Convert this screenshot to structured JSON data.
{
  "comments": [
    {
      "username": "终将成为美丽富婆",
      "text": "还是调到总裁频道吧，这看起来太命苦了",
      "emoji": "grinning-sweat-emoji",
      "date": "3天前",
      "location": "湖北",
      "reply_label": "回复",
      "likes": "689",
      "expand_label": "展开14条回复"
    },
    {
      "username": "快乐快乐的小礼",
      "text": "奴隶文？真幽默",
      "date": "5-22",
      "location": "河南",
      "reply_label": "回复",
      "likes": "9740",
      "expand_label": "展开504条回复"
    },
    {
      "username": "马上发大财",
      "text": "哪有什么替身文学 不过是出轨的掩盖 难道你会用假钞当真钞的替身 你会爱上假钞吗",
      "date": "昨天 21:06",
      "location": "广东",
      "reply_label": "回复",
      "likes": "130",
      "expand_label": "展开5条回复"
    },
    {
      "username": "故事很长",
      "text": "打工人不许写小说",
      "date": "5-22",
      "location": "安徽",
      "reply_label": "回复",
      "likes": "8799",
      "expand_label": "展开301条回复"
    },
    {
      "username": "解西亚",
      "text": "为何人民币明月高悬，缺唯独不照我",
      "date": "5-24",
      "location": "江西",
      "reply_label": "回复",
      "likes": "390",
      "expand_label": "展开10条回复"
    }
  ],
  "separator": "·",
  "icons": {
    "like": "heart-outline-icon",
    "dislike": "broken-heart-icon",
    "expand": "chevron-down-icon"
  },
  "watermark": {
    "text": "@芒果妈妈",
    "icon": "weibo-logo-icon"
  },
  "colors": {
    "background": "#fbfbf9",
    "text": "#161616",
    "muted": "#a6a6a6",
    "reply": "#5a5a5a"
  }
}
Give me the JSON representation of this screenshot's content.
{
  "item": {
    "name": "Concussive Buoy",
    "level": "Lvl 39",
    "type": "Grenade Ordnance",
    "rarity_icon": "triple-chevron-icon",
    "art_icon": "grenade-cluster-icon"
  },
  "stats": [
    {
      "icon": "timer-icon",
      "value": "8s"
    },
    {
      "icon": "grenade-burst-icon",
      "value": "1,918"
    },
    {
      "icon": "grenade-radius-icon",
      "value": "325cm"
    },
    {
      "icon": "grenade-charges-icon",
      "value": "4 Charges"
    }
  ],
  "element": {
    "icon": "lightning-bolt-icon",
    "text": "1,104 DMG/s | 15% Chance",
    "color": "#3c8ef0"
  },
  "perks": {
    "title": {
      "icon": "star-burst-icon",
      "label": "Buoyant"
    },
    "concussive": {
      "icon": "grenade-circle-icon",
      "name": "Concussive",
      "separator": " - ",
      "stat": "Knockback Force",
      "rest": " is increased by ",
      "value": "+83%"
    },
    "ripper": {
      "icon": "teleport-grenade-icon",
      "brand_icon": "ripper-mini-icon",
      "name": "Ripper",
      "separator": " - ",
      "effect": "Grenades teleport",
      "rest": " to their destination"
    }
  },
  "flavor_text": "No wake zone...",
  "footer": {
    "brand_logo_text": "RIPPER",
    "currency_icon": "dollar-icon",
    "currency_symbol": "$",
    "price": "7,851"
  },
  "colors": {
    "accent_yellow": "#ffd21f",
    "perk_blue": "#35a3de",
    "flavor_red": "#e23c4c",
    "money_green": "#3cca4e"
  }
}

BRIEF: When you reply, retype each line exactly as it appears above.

RESULT OF THIS EXERCISE:
Convert this screenshot to structured JSON data.
{
  "comments": [
    {
      "username": "终将成为美丽富婆",
      "text": "还是调到总裁频道吧，这看起来太命苦了",
      "emoji": "grinning-sweat-emoji",
      "date": "3天前",
      "location": "湖北",
      "reply_label": "回复",
      "likes": "689",
      "expand_label": "展开14条回复"
    },
    {
      "username": "快乐快乐的小礼",
      "text": "奴隶文？真幽默",
      "date": "5-22",
      "location": "河南",
      "reply_label": "回复",
      "likes": "9740",
      "expand_label": "展开504条回复"
    },
    {
      "username": "马上发大财",
      "text": "哪有什么替身文学 不过是出轨的掩盖 难道你会用假钞当真钞的替身 你会爱上假钞吗",
      "date": "昨天 21:06",
      "location": "广东",
      "reply_label": "回复",
      "likes": "130",
      "expand_label": "展开5条回复"
    },
    {
      "username": "故事很长",
      "text": "打工人不许写小说",
      "date": "5-22",
      "location": "安徽",
      "reply_label": "回复",
      "likes": "8799",
      "expand_label": "展开301条回复"
    },
    {
      "username": "解西亚",
      "text": "为何人民币明月高悬，缺唯独不照我",
      "date": "5-24",
      "location": "江西",
      "reply_label": "回复",
      "likes": "390",
      "expand_label": "展开10条回复"
    }
  ],
  "separator": "·",
  "icons": {
    "like": "heart-outline-icon",
    "dislike": "broken-heart-icon",
    "expand": "chevron-down-icon"
  },
  "watermark": {
    "text": "@芒果妈妈",
    "icon": "weibo-logo-icon"
  },
  "colors": {
    "background": "#fbfbf9",
    "text": "#161616",
    "muted": "#a6a6a6",
    "reply": "#5a5a5a"
  }
}
Give me the JSON representation of this screenshot's content.
{
  "item": {
    "name": "Concussive Buoy",
    "level": "Lvl 39",
    "type": "Grenade Ordnance",
    "rarity_icon": "triple-chevron-icon",
    "art_icon": "grenade-cluster-icon"
  },
  "stats": [
    {
      "icon": "timer-icon",
      "value": "8s"
    },
    {
      "icon": "grenade-burst-icon",
      "value": "1,918"
    },
    {
      "icon": "grenade-radius-icon",
      "value": "325cm"
    },
    {
      "icon": "grenade-charges-icon",
      "value": "4 Charges"
    }
  ],
  "element": {
    "icon": "lightning-bolt-icon",
    "text": "1,104 DMG/s | 15% Chance",
    "color": "#3c8ef0"
  },
  "perks": {
    "title": {
      "icon": "star-burst-icon",
      "label": "Buoyant"
    },
    "concussive": {
      "icon": "grenade-circle-icon",
      "name": "Concussive",
      "separator": " - ",
      "stat": "Knockback Force",
      "rest": " is increased by ",
      "value": "+83%"
    },
    "ripper": {
      "icon": "teleport-grenade-icon",
      "brand_icon": "ripper-mini-icon",
      "name": "Ripper",
      "separator": " - ",
      "effect": "Grenades teleport",
      "rest": " to their destination"
    }
  },
  "flavor_text": "No wake zone...",
  "footer": {
    "brand_logo_text": "RIPPER",
    "currency_icon": "dollar-icon",
    "currency_symbol": "$",
    "price": "7,851"
  },
  "colors": {
    "accent_yellow": "#ffd21f",
    "perk_blue": "#35a3de",
    "flavor_red": "#e23c4c",
    "money_green": "#3cca4e"
  }
}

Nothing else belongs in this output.